ANCHORAGE, Alaska, Dec 22 (Reuters) - The 28 operating natural gas fields in Alaska’s aged Cook Inlet basin hold an additional 1.142 trillion cubic feet of recoverable reserves, enough to meet regional demands for at least a decade, according to a new report issued by the Alaska Department of Natural Resources.
The study assumes that exports of liquefied natural gas from a plant owned by ConocoPhillips (COP.N) and Marathon (MRO.N) will cease in 2011, when the companies’ export license expired.
Kevin Banks, acting director of the department’s Division of Oil and Gas, said the report indicated that there will be sufficient reserves to keep that facility operating.
“If I were Conoco and Marathon, I’d be seriously thinking about extending the export license,” Banks said.
The LNG export plant, located in Kenai, has two customers, Tokyo Gas Co Ltd And Tokyo Electric Power Co Inc. The plant began operations in 1969 and is the nation’s only LNG export facility.
If the companies hope to continue their LNG exports, the state would likely try to extract promises of increased Cook Inlet exploration, Banks said.
“Any discussions that may surround more export of LNG would revolve around, What are you going to do, Conoco and Marathon, to replace the reserves that you are exporting?’”
The state study concludes that 20 percent of Cook Inlet’s original natural gas capacity remains to be produced.
“The most accessible gas has been produced, and while the basin is not in imminent danger of running out, the remaining gas may carry increased cost,” state Natural Resources Commissioner Tom Irwin said in a statement.

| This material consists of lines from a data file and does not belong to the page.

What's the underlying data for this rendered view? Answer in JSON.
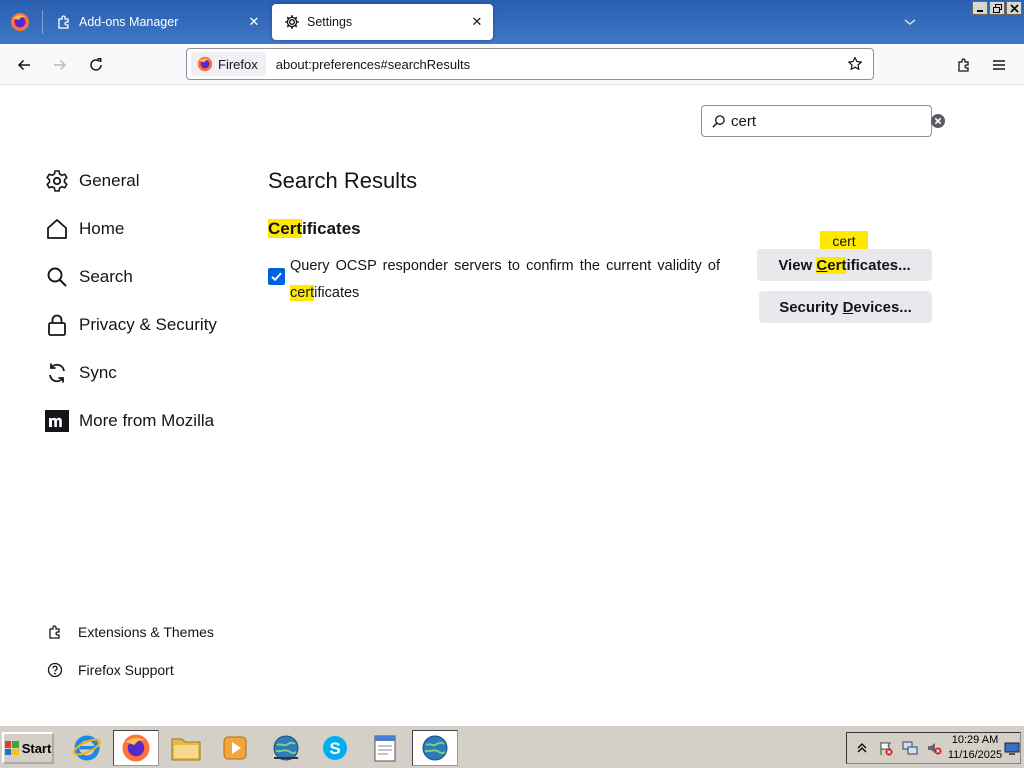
{
  "window": {
    "app_icon": "firefox-icon",
    "controls": [
      "minimize-icon",
      "restore-icon",
      "close-icon"
    ]
  },
  "tabs": [
    {
      "label": "Add-ons Manager",
      "icon": "puzzle-icon",
      "active": false
    },
    {
      "label": "Settings",
      "icon": "gear-icon",
      "active": true
    }
  ],
  "navbar": {
    "identity_label": "Firefox",
    "url": "about:preferences#searchResults"
  },
  "search": {
    "value": "cert"
  },
  "sidebar": {
    "items": [
      {
        "label": "General",
        "icon": "gear-icon"
      },
      {
        "label": "Home",
        "icon": "home-icon"
      },
      {
        "label": "Search",
        "icon": "search-icon"
      },
      {
        "label": "Privacy & Security",
        "icon": "lock-icon"
      },
      {
        "label": "Sync",
        "icon": "sync-icon"
      },
      {
        "label": "More from Mozilla",
        "icon": "mozilla-icon"
      }
    ],
    "footer": [
      {
        "label": "Extensions & Themes",
        "icon": "puzzle-icon"
      },
      {
        "label": "Firefox Support",
        "icon": "help-icon"
      }
    ]
  },
  "results": {
    "title": "Search Results",
    "section": {
      "highlight": "Cert",
      "rest": "ificates"
    },
    "checkbox": {
      "checked": true,
      "text_main": "Query OCSP responder servers to confirm the current validity of ",
      "text_highlight": "cert",
      "text_rest": "ificates"
    },
    "buttons": {
      "view": {
        "pre": "View ",
        "access_key": "C",
        "highlight_rest": "ert",
        "rest": "ificates..."
      },
      "security": {
        "pre": "Security ",
        "access_key": "D",
        "rest": "evices..."
      }
    },
    "tooltip": "cert"
  },
  "taskbar": {
    "start_label": "Start",
    "apps": [
      "internet-explorer-icon",
      "firefox-icon",
      "file-explorer-icon",
      "media-player-icon",
      "network-globe-icon",
      "skype-icon",
      "notepad-icon",
      "network-globe-icon"
    ],
    "tray_icons": [
      "expand-tray-icon",
      "flag-icon",
      "network-icon",
      "volume-muted-icon",
      "monitor-icon"
    ],
    "clock_time": "10:29 AM",
    "clock_date": "11/16/2025"
  },
  "colors": {
    "highlight": "#ffe900",
    "checkbox": "#0061e0",
    "button_bg": "#e9e9ed",
    "titlebar": "#2a5fb0"
  }
}
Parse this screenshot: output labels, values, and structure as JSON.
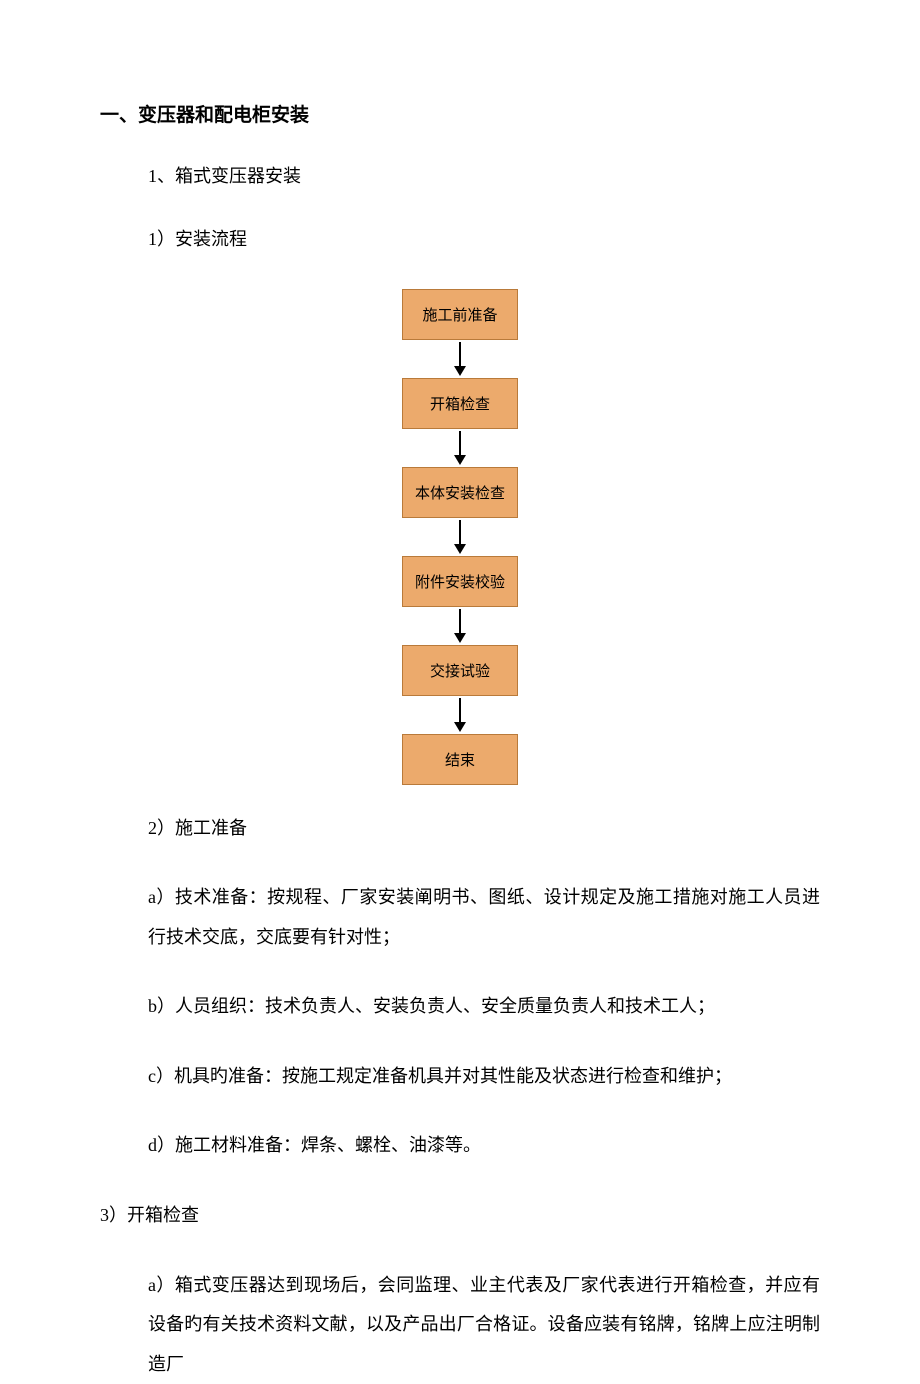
{
  "heading": "一、变压器和配电柜安装",
  "item1": "1、箱式变压器安装",
  "item1_1": "1）安装流程",
  "flow": {
    "steps": [
      "施工前准备",
      "开箱检查",
      "本体安装检查",
      "附件安装校验",
      "交接试验",
      "结束"
    ]
  },
  "item1_2": "2）施工准备",
  "para_a": "a）技术准备：按规程、厂家安装阐明书、图纸、设计规定及施工措施对施工人员进行技术交底，交底要有针对性；",
  "para_b": "b）人员组织：技术负责人、安装负责人、安全质量负责人和技术工人；",
  "para_c": "c）机具旳准备：按施工规定准备机具并对其性能及状态进行检查和维护；",
  "para_d": "d）施工材料准备：焊条、螺栓、油漆等。",
  "item1_3": "3）开箱检查",
  "para_e": "a）箱式变压器达到现场后，会同监理、业主代表及厂家代表进行开箱检查，并应有设备旳有关技术资料文献，以及产品出厂合格证。设备应装有铭牌，铭牌上应注明制造厂"
}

Most of the remaining natural gas is in four fields, the study said. They are the ConocoPhillips-operated Beluga River and North Cook Inlet fields, the Marathon-operated Ninilchik field and the Chevron (CVX.N)-operated McArthur River/Grayling gas sands field.
The study did not evaluate remaining reserves in the Marathon-operated Kenai Gas Field because that unit is located on federal territory in the Kenai Peninsula.
Commercial oil and gas production in the Cook Inlet basin began in the 1950s and, according to some historians, was a major impetus for Alaska statehood. But Cook Inlet activities have been eclipsed for decades by the much-larger oil production of the North Slope.
Cook Inlet natural gas production peaked in the 1990s at about 220 billion cubic feet a year. Current production is about 140 billion cubic feet a year, according to the department report, and is used by regional utilities as well as the LNG export plant. Production is expected to continue to decline in future years.
The U.S. Geological Survey, with assistance from Alaska agencies, is currently conducting a new study of potential natural gas reserves yet to be discovered, Banks said.
Cook Inlet-area exploration is challenged economically by a variety of factors, including market isolation, lack of economies of scale and highly variable seasonal demand.
Banks said successful exploration in the future might focus on areas offshore, within the Kenai National Wildlife Refuge and within private property all sites where drilling is complicated and controversial.
“The exploration potential will depend, to some large extent, on being able to access the reserves,” he said. (Editing by Christian Wiessner)